The time has come! As promised, I’m back again, asking you to share your experiences of heart disease through the fun (if slightly random) format of haiku!
Quick reminder… A haiku has 17 syllables in all: 5 in the first line, 7 in the second, 5 in the third. For our purposes, that’s really all you need to know – just don’t tell the haiku police I said so!
This month’s theme is CARDIAC DEVICES – pacemaker, ICD, CRT, LVAD, loop recorder, mechanical valve…basically anything non-organic that’s inserted into the body to monitor or assist a person’s heart function. I’m sorry that this prompt is a bit less universal than the previous months’ themes. Inevitably there will be a theme from time to time that doesn’t apply or appeal to everyone, but I’ll do my best to include wider themes in between.
Do you have a cardiac device?
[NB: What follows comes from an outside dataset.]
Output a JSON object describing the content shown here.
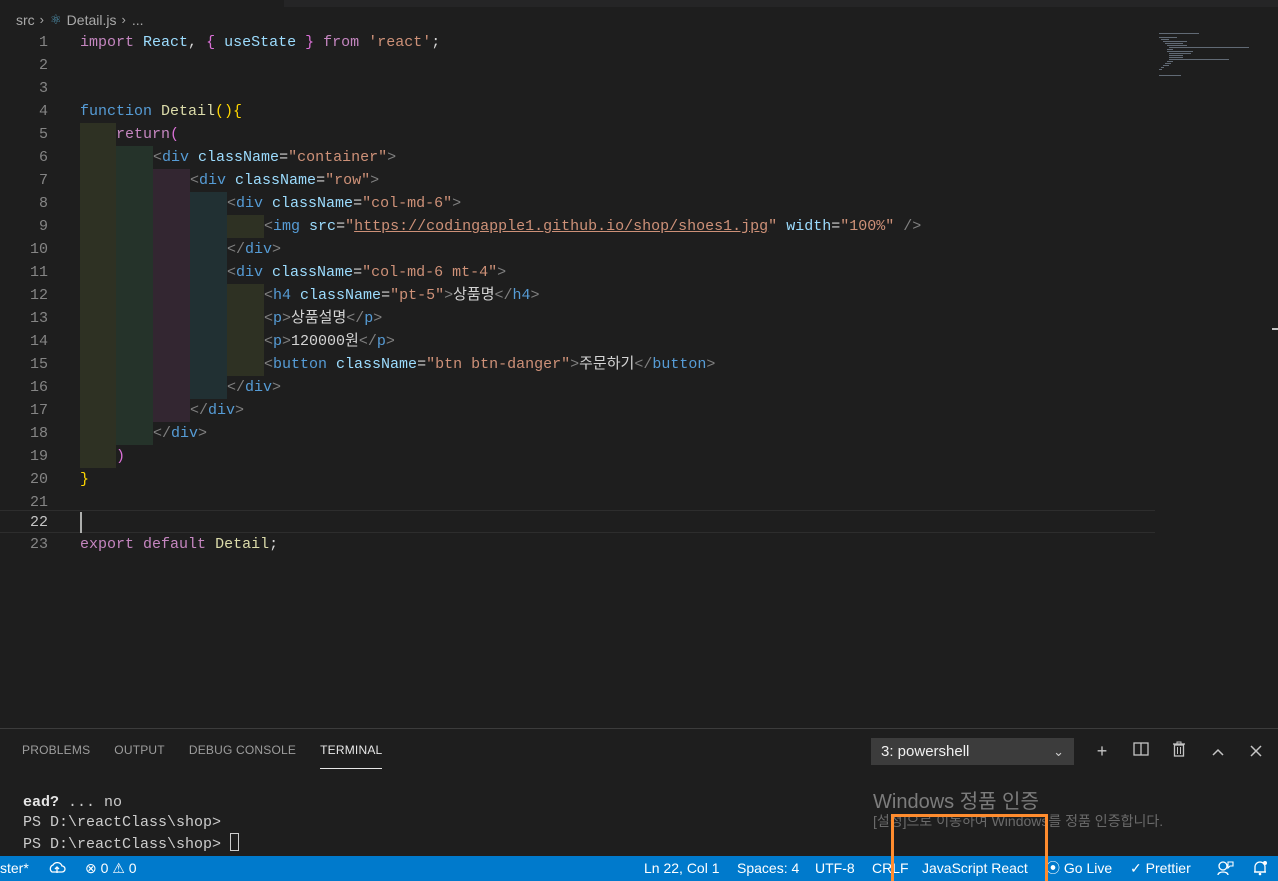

What is it and what does it do? What’s your relationship with your device? Have you given it a name? Does your device cause any unusual side effects or sensations? Who do you think owns your device? Is there anything about your device that makes you anxious, or does it make you feel safe? Is there anything it stops you from doing? Or maybe it allows you to do things you couldn’t previously? Do you like to keep your device to yourself or are you a loud and proud self-proclaimed cyborg? Anything you’ve ever thought about having a cardiac device, I want to hear it.
The device I have is called a CRT-D, as shown (in miniature) in the picture above. A CRT-D is a device that combines a three-lead pacemaker that makes the ventricles beat together (cardiac resynchronisation therapy – CRT) and an internal cardioverter defibrillator (ICD) that monitors the heart and administers a shock if it detects a dangerously abnormal heartbeat.
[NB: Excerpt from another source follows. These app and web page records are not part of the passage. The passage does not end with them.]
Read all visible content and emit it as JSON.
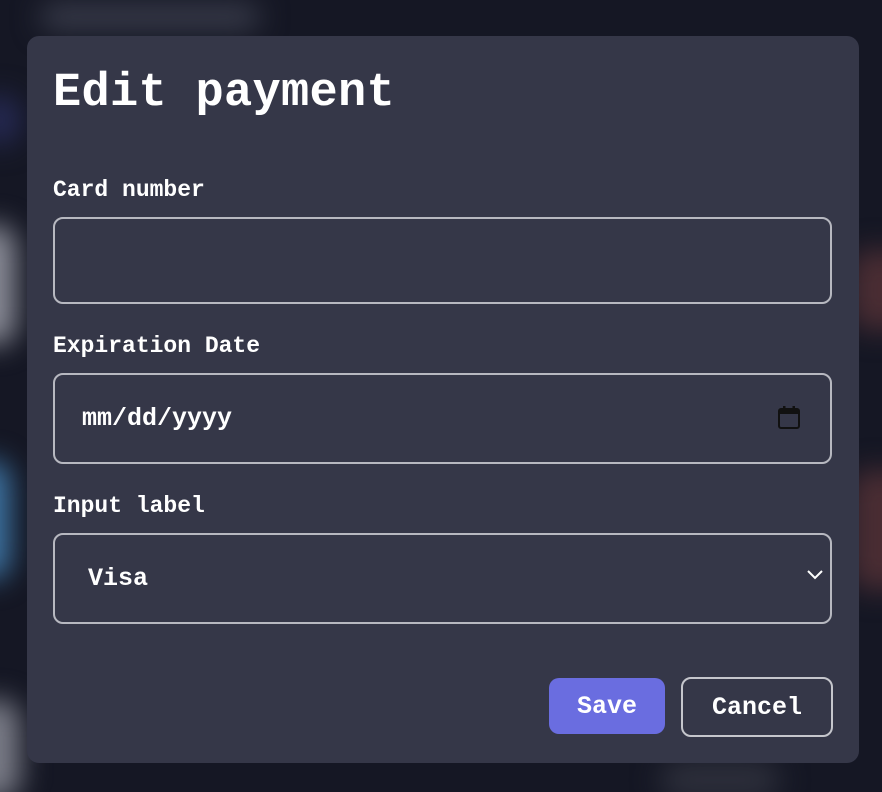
{
  "dialog": {
    "title": "Edit payment",
    "card_number": {
      "label": "Card number",
      "value": "",
      "placeholder": ""
    },
    "expiration_date": {
      "label": "Expiration Date",
      "placeholder": "mm/dd/yyyy",
      "icon": "calendar-icon"
    },
    "card_type": {
      "label": "Input label",
      "selected": "Visa",
      "icon": "chevron-down-icon"
    },
    "buttons": {
      "save_label": "Save",
      "cancel_label": "Cancel"
    }
  },
  "colors": {
    "dialog_background": "#353748",
    "primary_button": "#6a6de0",
    "input_border": "#b7b8c0",
    "text": "#ffffff"
  }
}
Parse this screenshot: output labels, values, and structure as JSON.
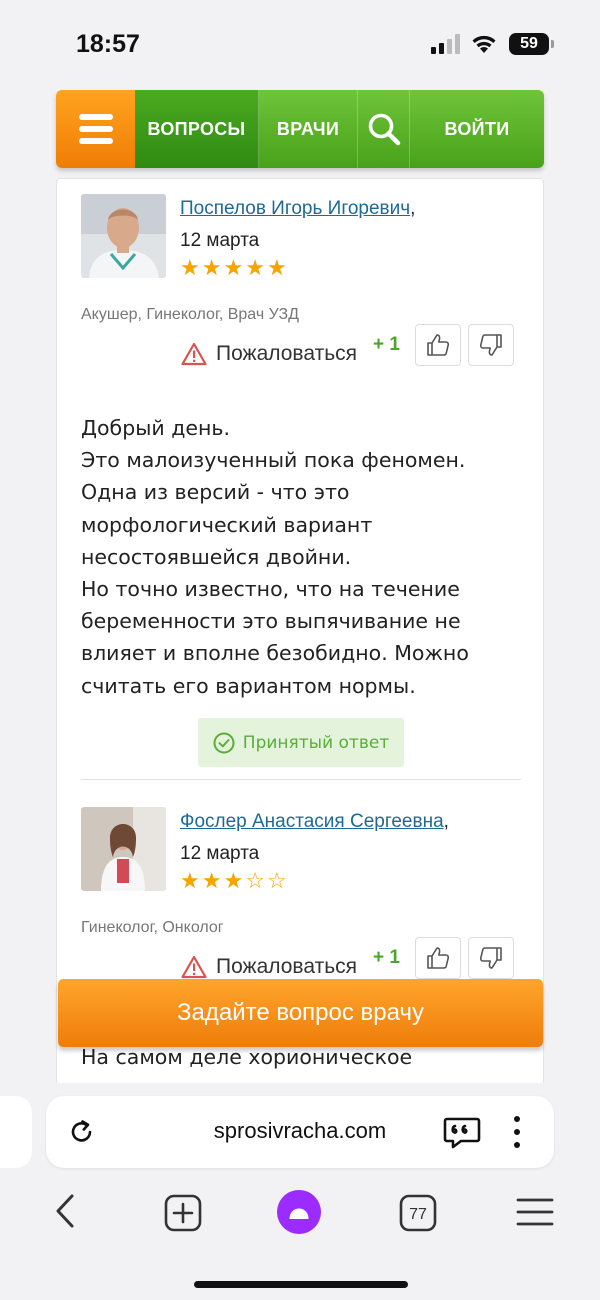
{
  "status": {
    "time": "18:57",
    "battery": "59"
  },
  "nav": {
    "questions": "ВОПРОСЫ",
    "doctors": "ВРАЧИ",
    "login": "ВОЙТИ",
    "menu_icon": "hamburger-icon",
    "search_icon": "search-icon"
  },
  "answers": [
    {
      "doctor": "Поспелов Игорь Игоревич",
      "date": "12 марта",
      "rating": 5,
      "specialty": "Акушер, Гинеколог, Врач УЗД",
      "complain": "Пожаловаться",
      "votes": "+ 1",
      "text": [
        "Добрый день.",
        "Это малоизученный пока феномен.",
        "Одна из версий - что это",
        "морфологический вариант",
        "несостоявшейся двойни.",
        "Но точно известно, что на течение",
        "беременности это выпячивание не",
        "влияет и вполне безобидно. Можно",
        "считать его вариантом нормы."
      ],
      "accepted": "Принятый ответ"
    },
    {
      "doctor": "Фослер Анастасия Сергеевна",
      "date": "12 марта",
      "rating": 3,
      "specialty": "Гинеколог, Онколог",
      "complain": "Пожаловаться",
      "votes": "+ 1",
      "text_preview": "На самом деле хорионическое"
    }
  ],
  "cta": {
    "label": "Задайте вопрос врачу"
  },
  "browser": {
    "url": "sprosivracha.com",
    "tabs_count": "77"
  },
  "colors": {
    "nav_green": "#48a219",
    "nav_orange": "#f07c06",
    "link_blue": "#1e6a95",
    "star": "#f6a400",
    "vote_green": "#4aa62b",
    "accepted_bg": "#e4f4dc",
    "alice_purple": "#9c2bff"
  }
}
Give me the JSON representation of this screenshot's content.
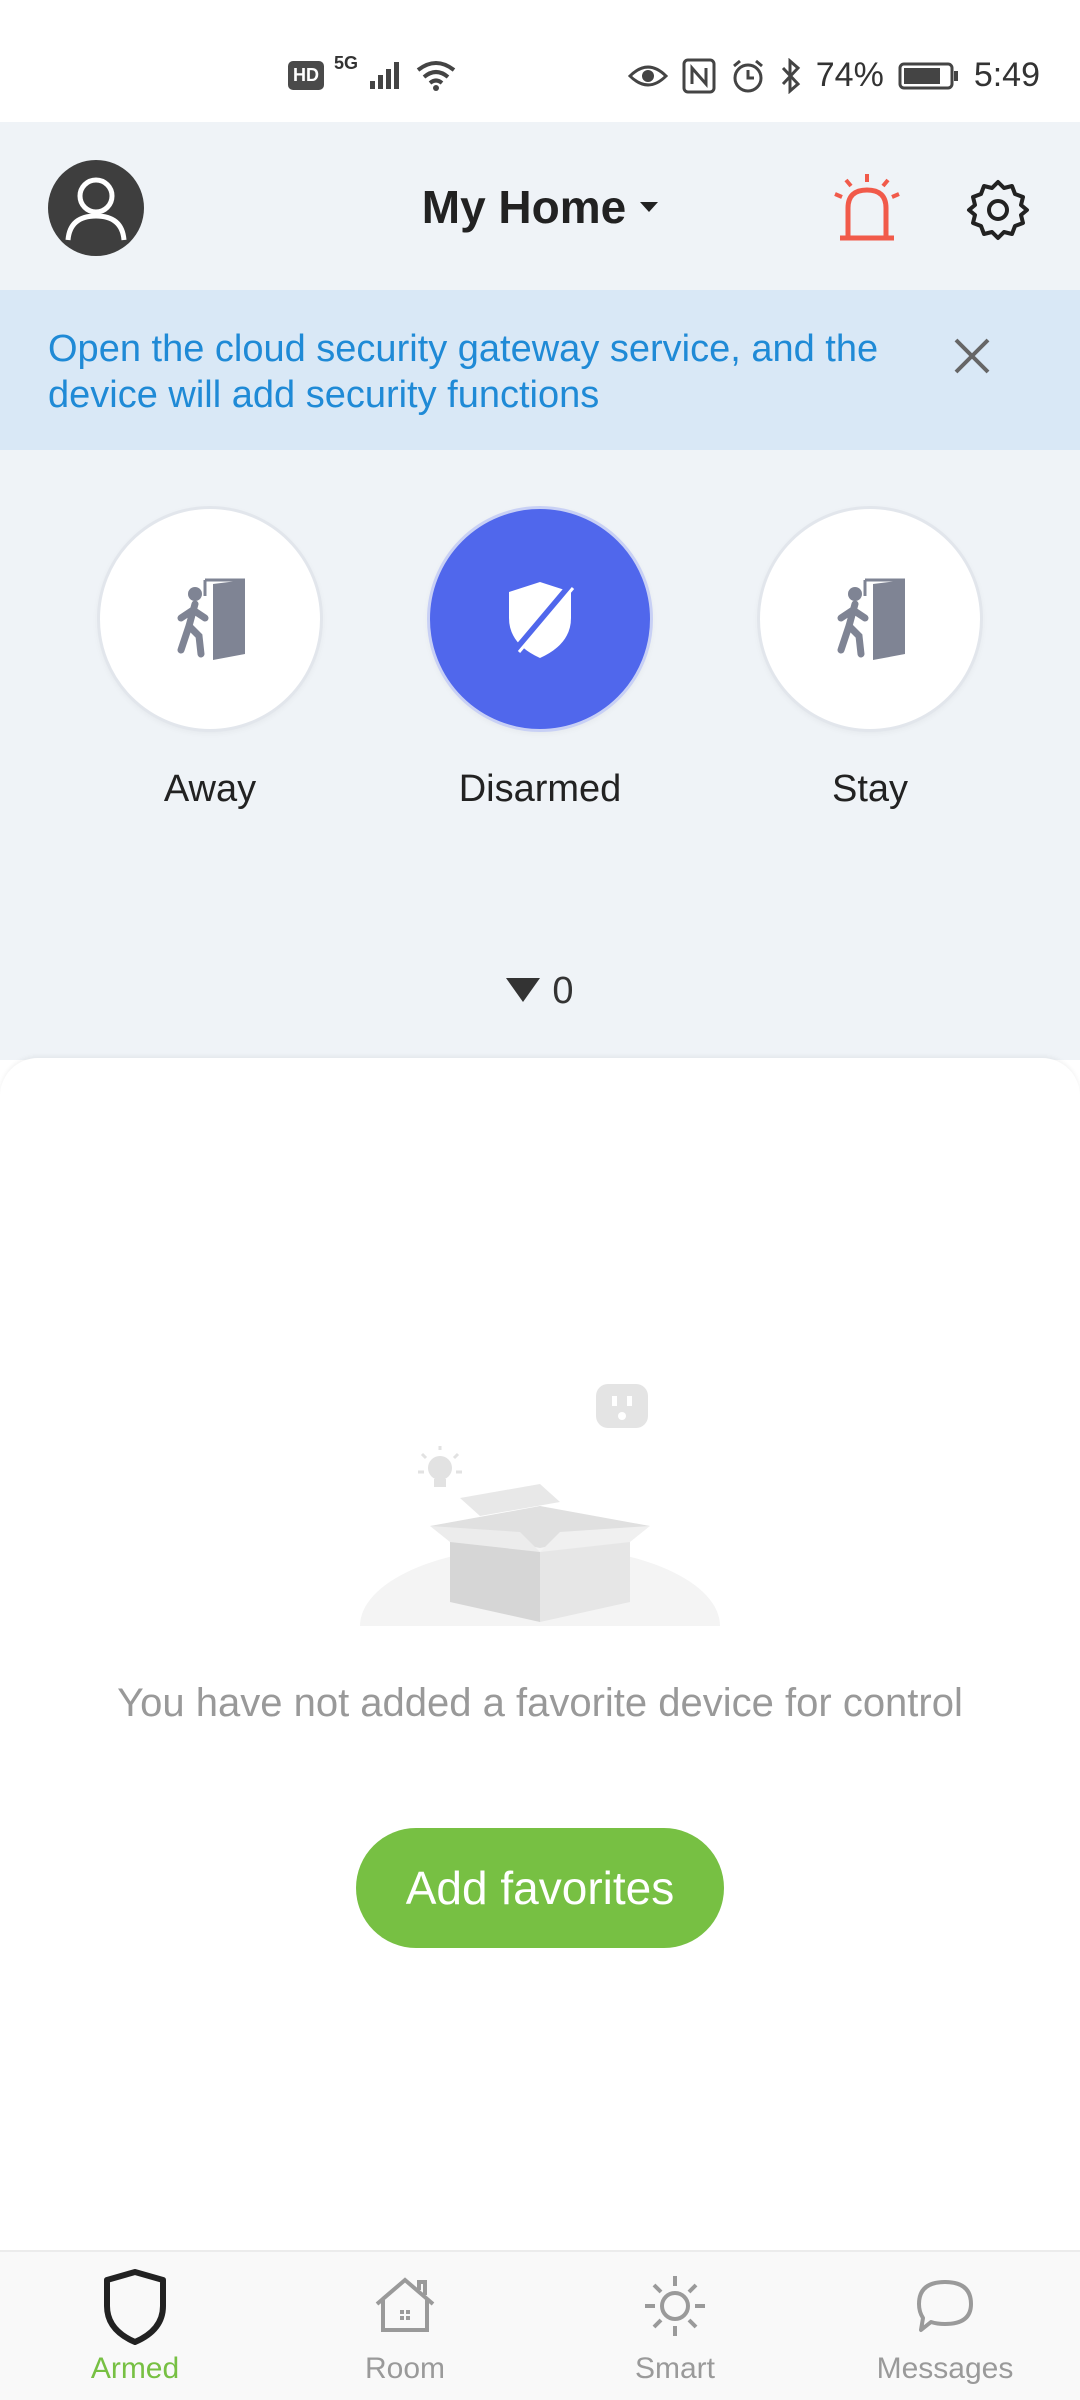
{
  "status_bar": {
    "hd_label": "HD",
    "network_label": "5G",
    "battery_percent": "74%",
    "time": "5:49"
  },
  "header": {
    "title": "My Home",
    "avatar_icon": "user-avatar-icon",
    "alarm_icon": "siren-icon",
    "settings_icon": "gear-icon",
    "alarm_color": "#f15a4a"
  },
  "banner": {
    "text": "Open the cloud security gateway service, and the device will add security functions",
    "close_icon": "close-icon"
  },
  "modes": [
    {
      "label": "Away",
      "icon": "person-exit-door-icon",
      "active": false
    },
    {
      "label": "Disarmed",
      "icon": "shield-disarmed-icon",
      "active": true
    },
    {
      "label": "Stay",
      "icon": "person-exit-door-icon",
      "active": false
    }
  ],
  "counter": {
    "value": "0",
    "icon": "triangle-down-icon"
  },
  "empty_state": {
    "message": "You have not added a favorite device for control",
    "button_label": "Add favorites",
    "button_color": "#77c043"
  },
  "bottom_nav": [
    {
      "label": "Armed",
      "icon": "shield-icon",
      "active": true
    },
    {
      "label": "Room",
      "icon": "house-icon",
      "active": false
    },
    {
      "label": "Smart",
      "icon": "sun-icon",
      "active": false
    },
    {
      "label": "Messages",
      "icon": "chat-bubble-icon",
      "active": false
    }
  ],
  "colors": {
    "accent_green": "#77c043",
    "mode_active_blue": "#5067ec",
    "banner_text_blue": "#1f8ad6",
    "header_bg": "#eff3f7"
  }
}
I had my CRT-D fitted when my daughter was 18 months old and described it to her as “a magic machine that makes my heart go boom-boom instead of wibble-wobble,” which is actually a fairly accurate description of what it does! Over seven years on, we still refer to it as my magic machine in our house.
It took a long time, emotionally and physically, for me to get used to having my device. These days I love it – it’s the only treatment that’s ever improved my heart function and I do feel reassured by the defibrillator’s presence. Other than the test shock that’s delivered when the device is fitted, I’ve never been shocked by my ICD. Maybe I’d feel more anxious about its presence if I had.
The only real negative about my device is that it sometimes stimulates my diaphragm and gives me an annoying twitch in my abdomen. Well, that and the anxiety of going through airports, etc. But overall I feel really grateful to have it.
I tell you all this just to give you a bit of context for the device-inspired haiku I’ve written and shared below. Hopefully my haiku will get your creative juices flowing…and reassure you that what I’m seeking is conversation, not necessarily a masterpiece!
I am, I am, I am…not?
Device takes over.
Pacemaker kicks me
in the diaphragm again.
Breath lost through kick to
diaphragm from pacemaker –
My wonky heart – a kindness?
Keeping me alive.
Lightning bolt deployed.
Trembling heart responds in kind
while batteries last.
Although in my heart
I do expect to be shocked,
Your power shocks still.
Seven years and still no shock.
I feel unworthy.
“Pacemaker?! But you’re so young!”
Yes, that’s why it sucks.
My “magic machine”
Makes my heart go boom-boom and
You are one of us
If airport security
Pat you down each time.
OK, so now it’s your turn… Please (please!) share a haiku (or two) with me and with other blog readers in the comments below. Towards the end of the month, I’ll use the comments on this post to put together another mini zine – please submit by August 21st if you want to be included in the zine. Just like last month’s (see video above) the zine will be FREE to download and print at home. If your haiku is selected, I’ll share it and your contributor name (and, if you include the information, the type of device you have) exactly as they appear in your comment. If you would prefer that your haiku was not featured in the downloadable zine, just let me know in your comment.
I’m so looking forward to hearing your thoughts about cardiac devices. Look out for the release of the downloadable zine at the end of August, and a new haiku topic in early September. Happy haikuing! 🙂
[P.S. How great are these vintage objects and pictures from Wellcome Collection’s online image database? I would thoroughly recommend exploring the collection here.]